The Rotary Boys & Girls Club/Mentor Center, at 1100 SE 17th Drive, unveiled its $25,000 Cox Technology Center on Tuesday. In attendance were Cox Communications officials, Boys & Girls Club Alachua President Keith Blanchard, Florida Rep. Keith Perry and about a dozen children already at work on the computers.
“The Boys and Girls Club of Alachua County plays such a vital role in our community,” said Kevin Monroe, executive director of operations for Cox Central Florida. “Throughout the school year and during the summer, the club provides a safe and educational environment for our youth where they can spend time with other youth and with caring adults who enrich their lives and help build their character. Cox is very proud to have this long-term partnership with the Boys & Girls Club of Alachua County. We are pleased to help Clubs achieve their goal of exposing children to the latest technology and to help children continue to learn and grow even when they’re not in the classroom.”
Boys & Girls Club Technology Centers consist of state of the art computer equipment, including desktops, monitors, laptops, printers, docking stations, wireless routers, wireless cards, and proprietary Microsoft and Club Tech software. In addition, Cox provides free high-speed Internet to the Boys & Girls Club of Alachua County and nationwide within the Cox footprint as well as monetary and in-kind sponsorships for many local events and initiatives.
“Our partnership with Cox Communications is important in today’s society, where a child’s success in life may be determined by exposure to technology. The computers and other assistance by Cox provide a means for Boys & Girls Clubs to close the technological achievement gap for many disadvantaged youth. We greatly value that partnership,” said Keith Blanchard, President & Chief Professional Officer for Boys & Girls Club of Alachua County.

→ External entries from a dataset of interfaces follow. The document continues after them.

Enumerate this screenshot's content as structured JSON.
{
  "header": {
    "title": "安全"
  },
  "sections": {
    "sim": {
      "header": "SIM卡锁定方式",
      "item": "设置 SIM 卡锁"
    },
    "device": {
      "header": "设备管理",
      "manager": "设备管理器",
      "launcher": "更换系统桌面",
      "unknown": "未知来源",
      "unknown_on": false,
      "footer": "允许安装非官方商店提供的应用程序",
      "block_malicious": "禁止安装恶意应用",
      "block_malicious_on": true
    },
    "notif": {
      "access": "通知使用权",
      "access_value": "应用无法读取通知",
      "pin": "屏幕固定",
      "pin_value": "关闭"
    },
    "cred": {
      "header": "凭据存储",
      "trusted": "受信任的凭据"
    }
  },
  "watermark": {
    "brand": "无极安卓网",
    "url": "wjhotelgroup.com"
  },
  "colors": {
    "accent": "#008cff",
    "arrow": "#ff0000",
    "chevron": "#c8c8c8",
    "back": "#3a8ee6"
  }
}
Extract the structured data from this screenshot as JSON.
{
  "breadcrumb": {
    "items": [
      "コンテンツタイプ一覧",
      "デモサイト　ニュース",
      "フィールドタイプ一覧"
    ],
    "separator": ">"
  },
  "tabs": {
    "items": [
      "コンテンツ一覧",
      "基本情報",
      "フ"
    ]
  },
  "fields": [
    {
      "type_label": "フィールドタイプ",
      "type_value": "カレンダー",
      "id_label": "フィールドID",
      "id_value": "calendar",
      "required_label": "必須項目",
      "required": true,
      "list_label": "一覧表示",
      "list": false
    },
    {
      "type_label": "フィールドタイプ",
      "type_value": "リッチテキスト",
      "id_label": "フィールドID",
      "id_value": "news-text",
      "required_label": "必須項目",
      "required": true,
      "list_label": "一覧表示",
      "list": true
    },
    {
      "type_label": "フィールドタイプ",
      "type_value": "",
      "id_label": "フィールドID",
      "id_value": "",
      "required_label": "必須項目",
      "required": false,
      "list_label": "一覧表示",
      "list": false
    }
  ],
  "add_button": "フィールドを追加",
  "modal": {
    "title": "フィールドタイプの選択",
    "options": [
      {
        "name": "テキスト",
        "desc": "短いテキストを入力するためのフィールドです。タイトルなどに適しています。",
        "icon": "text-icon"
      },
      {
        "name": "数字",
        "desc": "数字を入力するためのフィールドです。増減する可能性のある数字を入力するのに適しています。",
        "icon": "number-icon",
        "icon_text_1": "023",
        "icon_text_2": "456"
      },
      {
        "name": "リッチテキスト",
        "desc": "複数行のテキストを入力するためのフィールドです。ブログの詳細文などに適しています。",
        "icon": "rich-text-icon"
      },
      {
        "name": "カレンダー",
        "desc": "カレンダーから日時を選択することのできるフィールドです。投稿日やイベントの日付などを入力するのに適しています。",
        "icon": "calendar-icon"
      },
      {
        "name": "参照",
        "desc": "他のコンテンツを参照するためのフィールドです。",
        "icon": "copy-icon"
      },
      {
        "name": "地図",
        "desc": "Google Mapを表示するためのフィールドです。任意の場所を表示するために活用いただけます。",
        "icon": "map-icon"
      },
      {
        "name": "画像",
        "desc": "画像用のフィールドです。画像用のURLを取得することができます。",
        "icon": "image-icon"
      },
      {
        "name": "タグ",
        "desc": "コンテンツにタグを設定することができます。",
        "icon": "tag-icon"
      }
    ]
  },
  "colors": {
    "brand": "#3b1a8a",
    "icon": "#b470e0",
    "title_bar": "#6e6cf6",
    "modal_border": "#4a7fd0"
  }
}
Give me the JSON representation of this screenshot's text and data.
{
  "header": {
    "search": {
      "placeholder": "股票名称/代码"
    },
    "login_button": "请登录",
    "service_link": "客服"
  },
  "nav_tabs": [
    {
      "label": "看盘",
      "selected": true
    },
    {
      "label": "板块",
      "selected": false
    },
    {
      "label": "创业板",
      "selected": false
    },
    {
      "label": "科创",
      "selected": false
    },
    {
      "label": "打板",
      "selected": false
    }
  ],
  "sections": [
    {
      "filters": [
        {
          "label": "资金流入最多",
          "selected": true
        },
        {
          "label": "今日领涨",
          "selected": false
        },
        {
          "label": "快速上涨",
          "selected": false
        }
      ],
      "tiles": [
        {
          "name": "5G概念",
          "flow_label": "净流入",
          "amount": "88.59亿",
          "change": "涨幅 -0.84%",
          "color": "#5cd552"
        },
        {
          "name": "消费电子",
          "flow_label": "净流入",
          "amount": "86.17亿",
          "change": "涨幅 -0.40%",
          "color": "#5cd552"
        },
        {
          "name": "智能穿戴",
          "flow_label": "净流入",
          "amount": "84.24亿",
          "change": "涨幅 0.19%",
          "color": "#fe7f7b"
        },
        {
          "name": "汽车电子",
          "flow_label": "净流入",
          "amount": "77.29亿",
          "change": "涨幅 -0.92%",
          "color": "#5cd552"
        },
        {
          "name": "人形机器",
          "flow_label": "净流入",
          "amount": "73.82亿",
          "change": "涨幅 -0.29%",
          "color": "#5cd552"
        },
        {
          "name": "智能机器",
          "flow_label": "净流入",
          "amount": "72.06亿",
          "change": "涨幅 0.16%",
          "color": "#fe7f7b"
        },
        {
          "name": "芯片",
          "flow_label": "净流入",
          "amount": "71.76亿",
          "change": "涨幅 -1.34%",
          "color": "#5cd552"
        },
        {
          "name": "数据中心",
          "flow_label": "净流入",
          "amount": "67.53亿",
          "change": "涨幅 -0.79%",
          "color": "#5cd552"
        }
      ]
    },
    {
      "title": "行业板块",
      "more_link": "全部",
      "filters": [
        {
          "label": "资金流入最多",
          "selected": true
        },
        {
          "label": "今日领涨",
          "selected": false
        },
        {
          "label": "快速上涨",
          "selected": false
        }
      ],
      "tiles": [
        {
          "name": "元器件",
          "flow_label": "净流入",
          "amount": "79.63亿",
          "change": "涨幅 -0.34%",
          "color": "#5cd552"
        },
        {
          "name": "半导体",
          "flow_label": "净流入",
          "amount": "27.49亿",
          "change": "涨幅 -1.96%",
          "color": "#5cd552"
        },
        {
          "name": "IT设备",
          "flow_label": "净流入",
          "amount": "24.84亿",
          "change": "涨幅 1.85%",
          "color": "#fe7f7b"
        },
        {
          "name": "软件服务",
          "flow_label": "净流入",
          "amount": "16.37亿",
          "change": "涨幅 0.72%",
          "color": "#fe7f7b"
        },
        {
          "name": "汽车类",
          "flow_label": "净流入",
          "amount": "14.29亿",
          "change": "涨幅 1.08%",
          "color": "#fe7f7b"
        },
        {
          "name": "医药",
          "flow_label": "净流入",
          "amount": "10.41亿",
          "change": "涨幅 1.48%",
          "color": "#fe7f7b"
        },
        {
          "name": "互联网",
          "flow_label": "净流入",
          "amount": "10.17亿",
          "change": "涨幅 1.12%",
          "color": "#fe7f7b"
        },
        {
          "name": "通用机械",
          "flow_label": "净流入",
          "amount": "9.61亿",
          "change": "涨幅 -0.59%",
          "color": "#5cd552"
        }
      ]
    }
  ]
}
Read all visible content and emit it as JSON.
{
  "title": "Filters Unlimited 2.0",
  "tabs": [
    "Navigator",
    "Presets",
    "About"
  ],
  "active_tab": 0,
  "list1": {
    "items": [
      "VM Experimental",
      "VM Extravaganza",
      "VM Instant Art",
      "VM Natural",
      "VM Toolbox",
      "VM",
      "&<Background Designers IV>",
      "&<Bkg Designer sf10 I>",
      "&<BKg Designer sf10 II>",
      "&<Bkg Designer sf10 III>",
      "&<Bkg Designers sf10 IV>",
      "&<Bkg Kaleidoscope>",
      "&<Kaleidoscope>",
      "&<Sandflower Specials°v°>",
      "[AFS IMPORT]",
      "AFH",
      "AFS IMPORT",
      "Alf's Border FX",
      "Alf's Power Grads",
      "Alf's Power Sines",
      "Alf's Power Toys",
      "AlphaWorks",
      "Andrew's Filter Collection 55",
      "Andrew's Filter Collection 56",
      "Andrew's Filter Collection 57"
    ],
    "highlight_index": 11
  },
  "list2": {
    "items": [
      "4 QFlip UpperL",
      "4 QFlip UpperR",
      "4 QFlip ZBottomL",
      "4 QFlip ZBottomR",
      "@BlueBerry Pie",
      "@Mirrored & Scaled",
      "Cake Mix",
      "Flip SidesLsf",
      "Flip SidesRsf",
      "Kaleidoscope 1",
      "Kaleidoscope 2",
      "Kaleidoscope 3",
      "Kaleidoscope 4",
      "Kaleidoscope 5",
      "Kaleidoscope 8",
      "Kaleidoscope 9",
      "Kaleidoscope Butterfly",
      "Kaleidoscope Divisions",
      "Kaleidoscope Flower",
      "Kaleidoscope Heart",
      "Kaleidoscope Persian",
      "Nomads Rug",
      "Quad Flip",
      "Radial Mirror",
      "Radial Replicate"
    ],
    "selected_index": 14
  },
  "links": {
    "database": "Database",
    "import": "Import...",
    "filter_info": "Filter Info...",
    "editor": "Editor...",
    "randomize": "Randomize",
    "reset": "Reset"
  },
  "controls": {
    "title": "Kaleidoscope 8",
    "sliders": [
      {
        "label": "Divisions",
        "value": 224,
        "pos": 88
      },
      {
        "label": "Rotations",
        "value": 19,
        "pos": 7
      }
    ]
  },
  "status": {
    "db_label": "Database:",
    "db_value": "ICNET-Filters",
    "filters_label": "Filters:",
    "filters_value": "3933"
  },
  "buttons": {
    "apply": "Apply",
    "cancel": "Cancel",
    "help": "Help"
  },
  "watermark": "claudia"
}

The technology centers are the centerpiece of the Boys & Girls Clubs of America Club Tech program, which provides students access to curriculum to advance their computer literacy skills. They also help bridge the gap for kids who have no access to a cell phone, computer or an Internet connection at home. The children can use the Tech Center computers to communicate with teachers, check grades, complete assignments and even print school reports.
“Every kid in this room has the chance to be the next leader, or the next businessman,” said Rep. Perry. Technology centers like the one unveiled are just another step toward creating a seamless city, he said, where everybody has access to the kinds of technology that they’ll need to compete and the opportunities to excel.
Local design firm Neutral 7 designed mural and graphics posted around the center. After coming in, examining the space and quoting prices, Neutral 7 owner Albey Coronel realized the team’s ideas were outside of the center’s budget, so Neutral 7 paid for half of the cost.
“It’s always nice to be involved and give back to the community. We’re always looking for those opportunities,” Coronel said. “They put our name on the door, so that’s pretty cool.”
Blanchard said that the center was the result of over a year’s work and a realization that technology was going to be an important factor in the future success of the children they oversee.
“Usually, when you ask them what they want to do, this is it,” he said. A group of children have already learned to film and edit video, which they’ve used to create thank you videos for Big Lots and Micheals donations. “Having access to things like this is huge.”